It was a lovely sunny spring day in San Francisco and Terence took me to an asian district somewhere between the Presidio and Golden Gate Park and invited me to a coffee in a decent coffee bar.
We talked of course about ANTLR and Xtext, but also about Open Source development in general and licenses and Eclipse in special. We agreed that GPL is a really bad license for Open Source frameworks. It seems that people who found Open Source projects and choose GPL do not really think about the consequences of that license. Often, depending on the kind of the project, it just makes your software unusable in practice. But that is a different story. Terence has chosen the BSD license for ANTLR, which is really good to use in other Open Source and commercial projects. However, in ANTLR 2 he has used some library that made ANTLR not compatible with Eclipse. Xtext users might know this, since Xtext cannot bundle ANTLR out-of-the-box. The user has to download the library or use a preconfigured distribution like the one from Eclipse which already contains ANTLR. This is also documented in the Xtext manual. Good news for the Eclipse community is that Terence is in active contact with lawyers from the Eclipse Foundation to make it possible to make ANTLR directly available to Eclipse. It is facilitated due to the fact that Terence has good control about contributions of other developers for ANTLR. For every contribution a developer has to acknowlegde an agreement to give the code free, and Terence has to acknowledge actively every contribution in his process. This way he can be sure that ANTLR is IP clean. Eclipse has a similar approach, also here all contributions must go through a defined process (with Bugzilla as main system). We can expect that the ANTLR IP process for Eclipse will be finished early autumn this year.

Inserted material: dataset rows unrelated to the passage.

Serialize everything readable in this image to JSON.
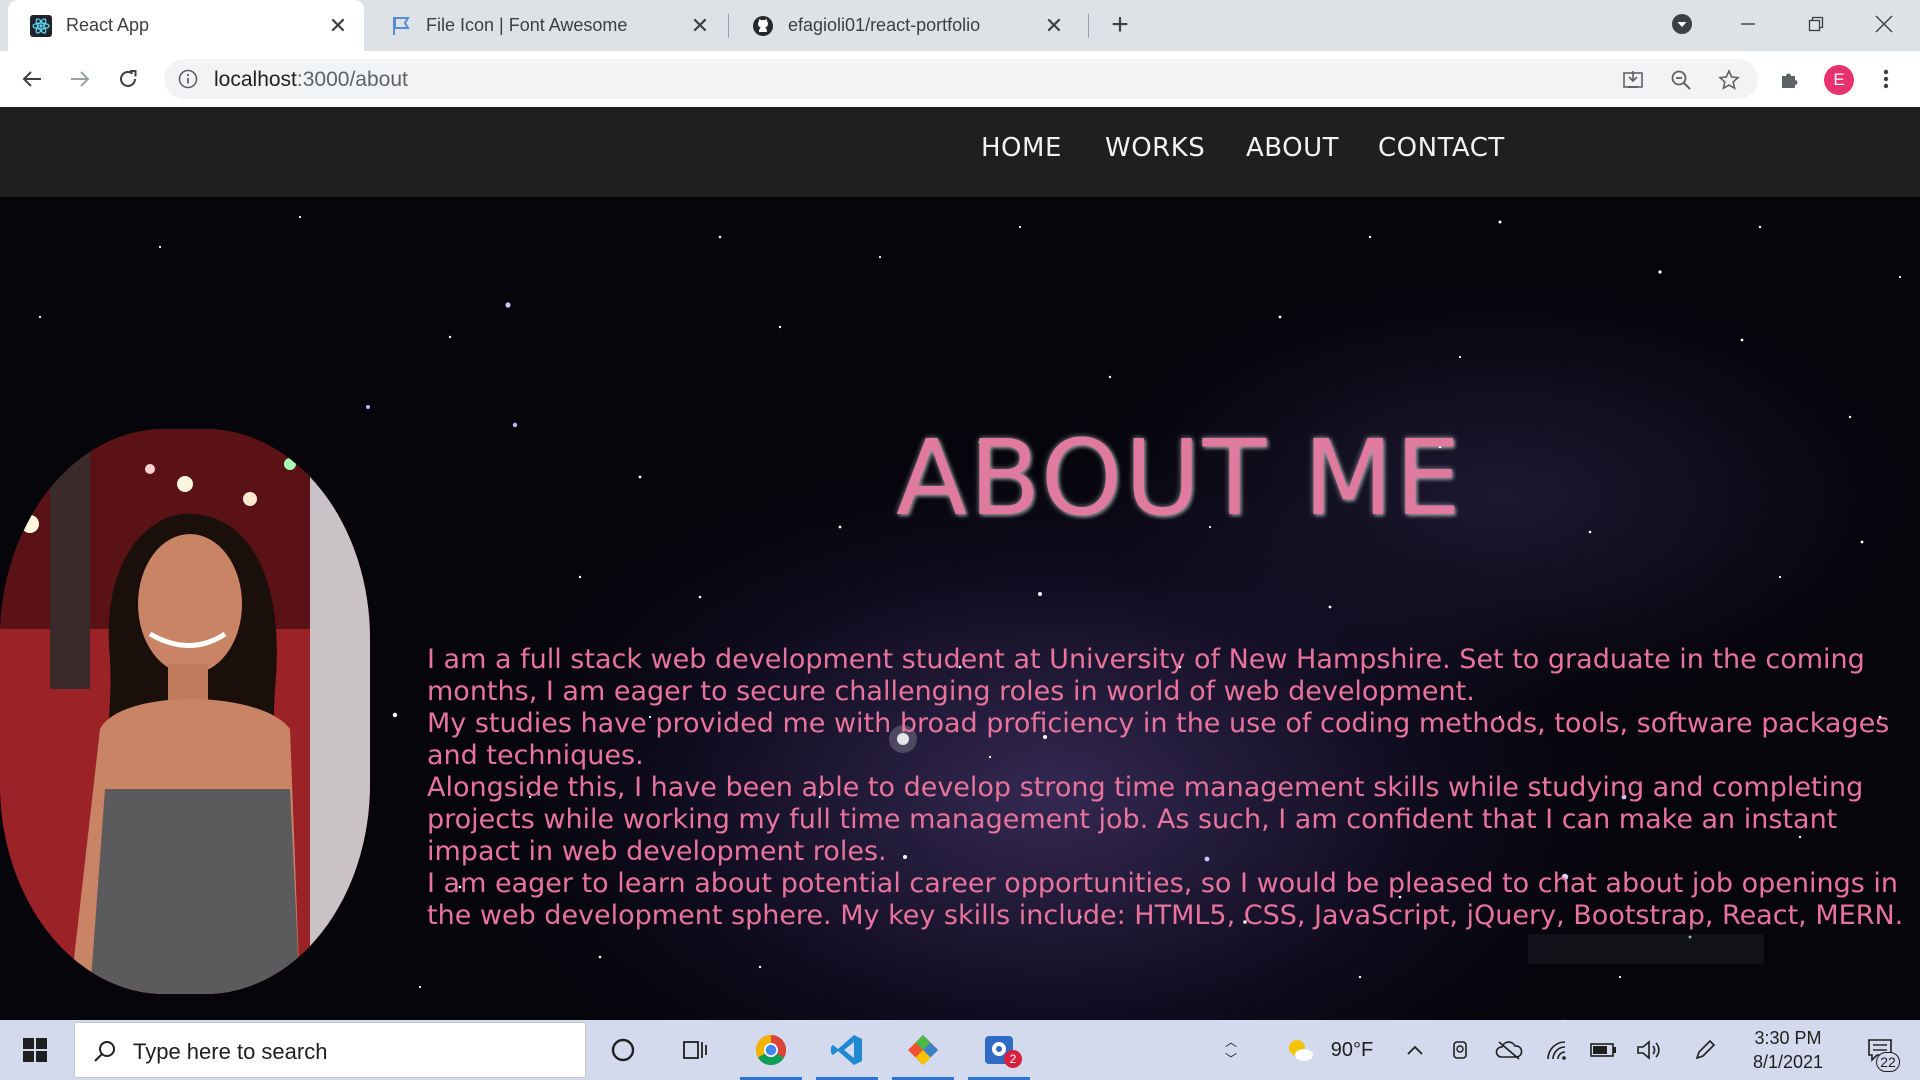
{
  "browser": {
    "tabs": [
      {
        "title": "React App",
        "favicon": "react-icon",
        "active": true
      },
      {
        "title": "File Icon | Font Awesome",
        "favicon": "flag-icon",
        "active": false
      },
      {
        "title": "efagioli01/react-portfolio",
        "favicon": "github-icon",
        "active": false
      }
    ],
    "url_host": "localhost",
    "url_path": ":3000/about",
    "profile_initial": "E"
  },
  "site": {
    "nav": [
      "HOME",
      "WORKS",
      "ABOUT",
      "CONTACT"
    ],
    "title": "ABOUT ME",
    "bio": [
      "I am a full stack web development student at University of New Hampshire. Set to graduate in the coming months, I am eager to secure challenging roles in world of web development.",
      "My studies have provided me with broad proficiency in the use of coding methods, tools, software packages and techniques.",
      "Alongside this, I have been able to develop strong time management skills while studying and completing projects while working my full time management job. As such, I am confident that I can make an instant impact in web development roles.",
      "I am eager to learn about potential career opportunities, so I would be pleased to chat about job openings in the web development sphere. My key skills include: HTML5, CSS, JavaScript, jQuery, Bootstrap, React, MERN."
    ],
    "colors": {
      "accent": "#e07a9e",
      "nav_bg": "#1f1f1f"
    }
  },
  "taskbar": {
    "search_placeholder": "Type here to search",
    "weather": "90°F",
    "time": "3:30 PM",
    "date": "8/1/2021",
    "notification_count": "22",
    "app_badge": "2"
  }
}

I really enjoyed talking with him. At noon we went to a chinese restaurant and took some lunch to-go. Then we drove back and he set me off at my car, while he got back to work. I took the chance and went geocaching in the Golden Gate Park and San Francisco Downtown. San Francisco is a great place to do this kind of hobby and this way you see places which you would never see as a tourist otherwise.